The first car out the box this season, Caterham's new car launch was clearly trying to make the point that the team are more organised, more professional and more ambitious about their campaign than ever before.
They talked it up last year, however, and fall well short of Mike Gascoyne's ambitious aims of leading the midfield come season end.
So is there anything to suggest this time will be a different story?
The car layout looks up to the grade but it is the backroom staff changes that give most credential to early positivity from the team's Hethel headquarters this year.
Gascoyne has led well for two years, overseeing activities in the pit lane and back at base, but the arrival of Mark Smith nine months ago added a top-line designer to the armoury.
Too late to majorly affect the 2011 car, Smith has been focused on the 2012 assault — and with Gascoyne now moving from technical F1 chief to overall Caterham Group CTO, it will now be in the hands of Smith to take his new machine from the drawing board to the track.
This, however, could go one of two ways. Smith has penned a long list of successful cars but he has not yet been the man in control at the track.
While Gascoyne will be there at times, the loss of his edgy approach on pit wall as an aggressive decision maker could hold back what is likely to be a very tidy car.
On top of that, the team's move to Leafield to bring the car and racing operations together will undoubtedly be unsettling. McLaren struggled when they moved into MTC, and they had far more resources to cope with it.
The team have progressively improved their car designs year on year, with the clunky first effort in 2010 making way for a much sleeker machine in 2011.
The 2012 car still looks a bit bulky in the sidepod and rear area compared with other potential midfield runners, but it is certainly another step change in the bloodline.
The biggest opportunity of the season for the team, however, comes from the 2012-spec Red Bull KERS unit, which they will run for the first time as an expansion of the gearbox deal they have to work alongside the Renault engine.
The boost of around 0.4s should jump the gap between them and the midfield — while the driveability and added strategic options it offers could help in the tight midfield battles, if they get there.
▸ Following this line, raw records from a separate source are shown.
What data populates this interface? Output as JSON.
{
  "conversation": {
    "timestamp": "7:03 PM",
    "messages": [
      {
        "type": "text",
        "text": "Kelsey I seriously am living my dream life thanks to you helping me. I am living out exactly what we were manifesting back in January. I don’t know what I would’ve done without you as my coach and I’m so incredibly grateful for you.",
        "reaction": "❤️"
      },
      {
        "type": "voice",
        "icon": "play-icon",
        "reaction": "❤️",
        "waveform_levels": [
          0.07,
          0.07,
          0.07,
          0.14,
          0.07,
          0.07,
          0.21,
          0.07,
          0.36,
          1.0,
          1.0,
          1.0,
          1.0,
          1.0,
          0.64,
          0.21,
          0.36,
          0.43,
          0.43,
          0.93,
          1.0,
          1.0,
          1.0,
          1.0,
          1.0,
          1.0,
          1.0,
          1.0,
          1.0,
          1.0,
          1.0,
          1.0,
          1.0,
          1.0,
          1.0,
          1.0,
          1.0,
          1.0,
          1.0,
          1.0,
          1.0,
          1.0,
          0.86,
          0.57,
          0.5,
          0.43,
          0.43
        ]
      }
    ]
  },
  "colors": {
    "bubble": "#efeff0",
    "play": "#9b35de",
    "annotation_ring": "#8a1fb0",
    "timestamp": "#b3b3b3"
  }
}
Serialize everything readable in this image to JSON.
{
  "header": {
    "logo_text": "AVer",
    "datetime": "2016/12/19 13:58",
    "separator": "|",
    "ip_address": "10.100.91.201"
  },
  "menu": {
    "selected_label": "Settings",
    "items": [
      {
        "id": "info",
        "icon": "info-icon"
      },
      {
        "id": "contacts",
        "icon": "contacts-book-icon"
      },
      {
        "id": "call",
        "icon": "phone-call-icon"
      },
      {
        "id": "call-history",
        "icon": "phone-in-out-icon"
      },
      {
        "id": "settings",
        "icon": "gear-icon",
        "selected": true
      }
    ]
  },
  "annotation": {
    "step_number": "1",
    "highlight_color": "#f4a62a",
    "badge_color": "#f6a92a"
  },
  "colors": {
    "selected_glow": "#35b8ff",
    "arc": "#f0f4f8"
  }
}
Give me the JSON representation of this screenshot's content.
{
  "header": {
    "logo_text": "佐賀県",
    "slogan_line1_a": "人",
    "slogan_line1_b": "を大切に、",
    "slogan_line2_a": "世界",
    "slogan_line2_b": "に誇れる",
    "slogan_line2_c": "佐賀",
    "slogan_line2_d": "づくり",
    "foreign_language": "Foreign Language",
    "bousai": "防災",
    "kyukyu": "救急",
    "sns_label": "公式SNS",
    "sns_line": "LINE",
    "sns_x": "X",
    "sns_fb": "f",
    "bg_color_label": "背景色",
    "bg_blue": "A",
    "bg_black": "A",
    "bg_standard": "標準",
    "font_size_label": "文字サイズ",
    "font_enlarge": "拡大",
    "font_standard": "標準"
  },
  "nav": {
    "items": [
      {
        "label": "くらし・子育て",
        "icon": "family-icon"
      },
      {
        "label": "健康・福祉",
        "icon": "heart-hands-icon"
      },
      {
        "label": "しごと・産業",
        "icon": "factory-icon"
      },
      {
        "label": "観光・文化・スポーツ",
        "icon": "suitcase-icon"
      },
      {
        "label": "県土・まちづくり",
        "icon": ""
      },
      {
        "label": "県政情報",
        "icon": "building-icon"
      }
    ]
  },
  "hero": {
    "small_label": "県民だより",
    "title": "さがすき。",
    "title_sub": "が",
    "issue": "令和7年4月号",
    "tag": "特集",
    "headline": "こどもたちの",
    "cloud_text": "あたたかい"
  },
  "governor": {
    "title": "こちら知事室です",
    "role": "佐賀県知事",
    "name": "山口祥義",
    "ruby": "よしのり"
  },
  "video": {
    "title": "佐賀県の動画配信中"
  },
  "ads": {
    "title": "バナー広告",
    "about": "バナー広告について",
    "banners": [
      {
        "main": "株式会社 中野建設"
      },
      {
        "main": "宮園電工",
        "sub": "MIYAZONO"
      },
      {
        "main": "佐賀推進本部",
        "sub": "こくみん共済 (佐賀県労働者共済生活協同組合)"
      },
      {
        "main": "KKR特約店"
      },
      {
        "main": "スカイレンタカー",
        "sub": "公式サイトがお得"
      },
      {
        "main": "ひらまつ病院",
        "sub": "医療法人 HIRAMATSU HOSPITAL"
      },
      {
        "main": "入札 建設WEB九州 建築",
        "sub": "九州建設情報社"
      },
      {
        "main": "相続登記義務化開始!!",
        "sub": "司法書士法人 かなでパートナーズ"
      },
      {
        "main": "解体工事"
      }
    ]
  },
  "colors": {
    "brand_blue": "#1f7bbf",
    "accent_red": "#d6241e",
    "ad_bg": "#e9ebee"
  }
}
It is a shame that former winner Jarno Trulli will not get to race it, having been dropped in favour of pay driver Vitaly Petrov a few days after hailing his only run in the new car his 'best ever first test'.
Petrov proved himself as a podium finisher last year, but he was also plagued with errors, big and small. Success with the 'second' car will, therefore, depend very much on which Petrov turns up.
As for the team leader, it's hard to remember Heikki Kovalainen as team-mate to Lewis Hamilton at McLaren before he was replaced by Jenson Button.
That's some time ago now, but the Finn feels he is back in the groove and if he gets a car to show as much, the points could finally come and the next step for Caterham will be successfully achieved.